When animal rights activists march into restaurants, or otherwise appeal to emotion in advocating for a vegan lifestyle, their audience feels just like you felt walking by those Planned Parenthood protesters (leaving aside the scientific and rational basis for veganism, which is absent in anti-choice activists). People are either vegan or they are not; when vegan activists walk in the door shouting, each person’s emotional reaction is preordained. In the off-chance that someone in the audience is already vegan, they may be glad (or embarrassed). But otherwise, they’ll react negatively and become more entrenched in their feelings that veganism is not an ethical imperative.
Instead, we — vegans and non-vegans who are open to conversation — have to work from a common identity: as creatures who are capable of reason. There is simply no other reliable way. Most vegans grew up as non-vegans; the emotions connected to the horrors of animal agriculture were not always there. We learned how they came to our plate and we made a rational, ethical decision to no longer take part in such a brutal system. We must appeal to that compassionate side that resides in all of us, non-vegans and vegans alike.

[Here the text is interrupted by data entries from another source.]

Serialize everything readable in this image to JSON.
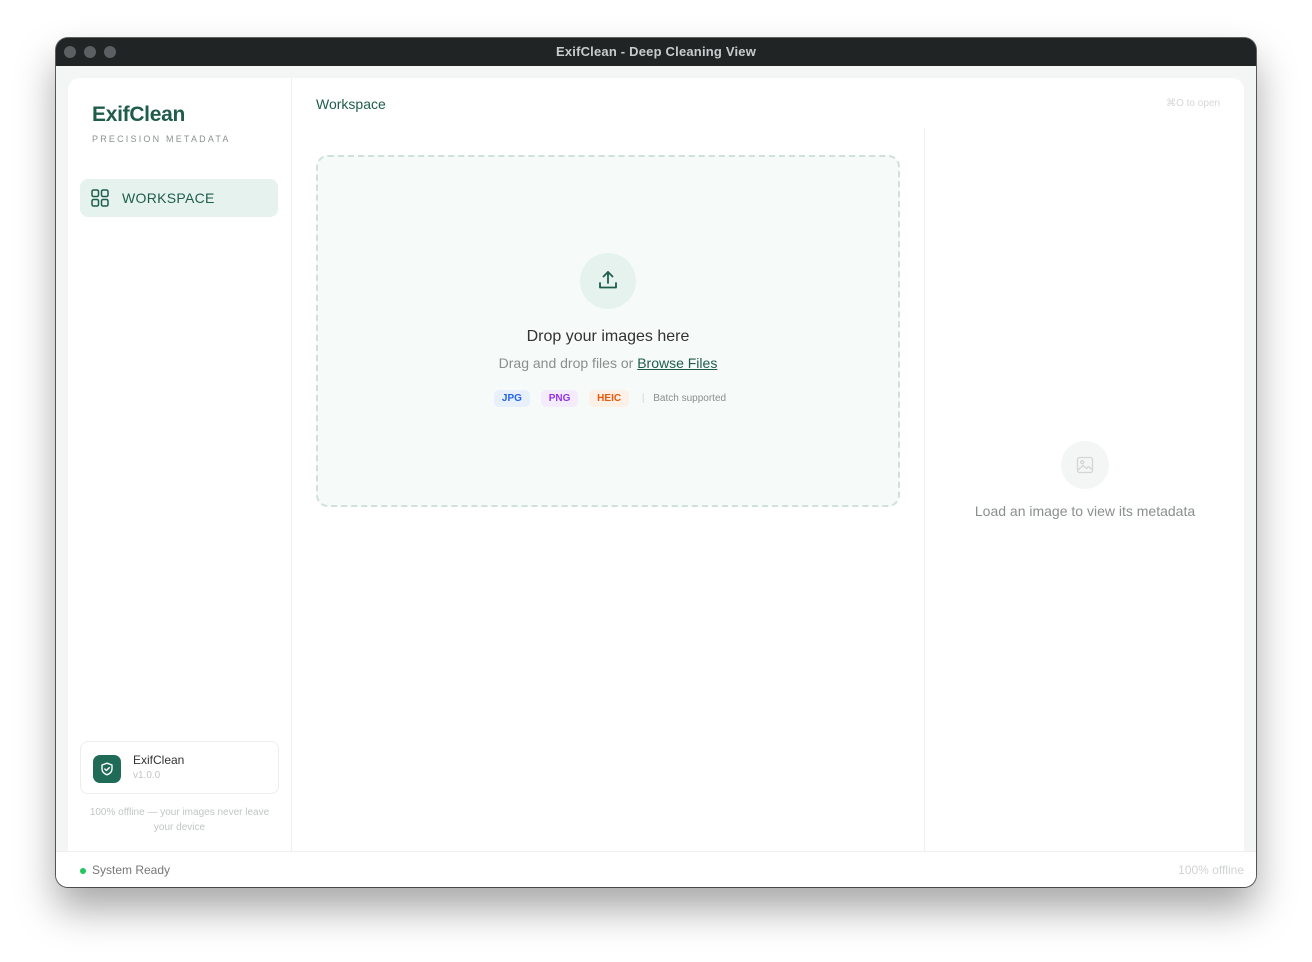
{
  "window": {
    "title": "ExifClean - Deep Cleaning View"
  },
  "sidebar": {
    "brand_name": "ExifClean",
    "brand_tagline": "PRECISION METADATA",
    "items": [
      {
        "label": "WORKSPACE",
        "icon": "grid-icon",
        "active": true
      }
    ],
    "app_info": {
      "name": "ExifClean",
      "version": "v1.0.0",
      "icon": "shield-icon"
    },
    "offline_note": "100% offline — your images never leave your device"
  },
  "main": {
    "page_title": "Workspace",
    "shortcut_hint": "⌘O to open",
    "dropzone": {
      "icon": "upload-icon",
      "title": "Drop your images here",
      "subtitle_prefix": "Drag and drop files or",
      "browse_label": "Browse Files",
      "formats": [
        "JPG",
        "PNG",
        "HEIC"
      ],
      "batch_note": "Batch supported"
    },
    "metadata_panel": {
      "icon": "image-icon",
      "placeholder": "Load an image to view its metadata"
    }
  },
  "status_bar": {
    "status": "System Ready",
    "mode": "100% offline"
  },
  "colors": {
    "accent": "#1f5c4c",
    "accent_light": "#e6f2ee",
    "status_ok": "#22c55e",
    "jpg": "#2563eb",
    "png": "#9333ea",
    "heic": "#ea580c"
  }
}
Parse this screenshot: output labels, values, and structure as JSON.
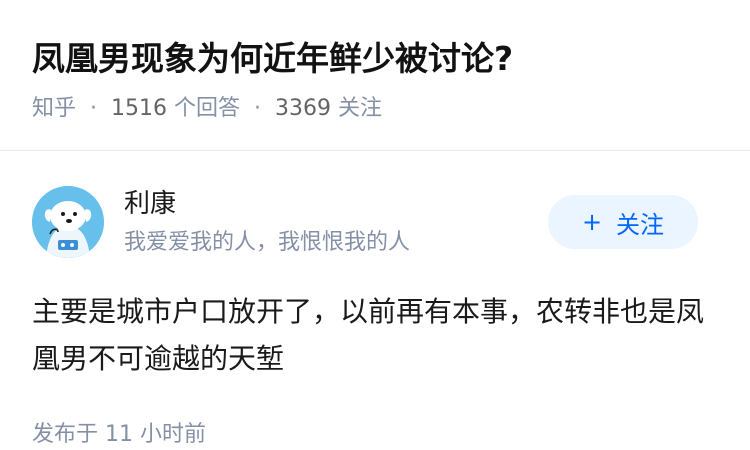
{
  "question": {
    "title": "凤凰男现象为何近年鲜少被讨论?",
    "source": "知乎",
    "answer_count": "1516",
    "answer_count_label": "个回答",
    "follow_count": "3369",
    "follow_count_label": "关注"
  },
  "author": {
    "name": "利康",
    "bio": "我爱爱我的人，我恨恨我的人",
    "avatar_icon": "dog-cartoon-avatar",
    "follow_button": {
      "icon": "+",
      "label": "关注"
    }
  },
  "answer": {
    "content": "主要是城市户口放开了，以前再有本事，农转非也是凤凰男不可逾越的天堑",
    "published_prefix": "发布于",
    "published_time": "11 小时前"
  },
  "colors": {
    "accent": "#0066ff",
    "meta_gray": "#8590a6",
    "follow_bg": "#ebf5ff",
    "avatar_bg": "#67c0ec"
  }
}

Just because we’re emotional about the plight of livestock doesn’t make us wrong. But arguing from that emotion does not work on people who do not see any reason to be vegan. We must meet people where they’re at, and walk them through the logic and rationality of veganism. It can be quite easy to do.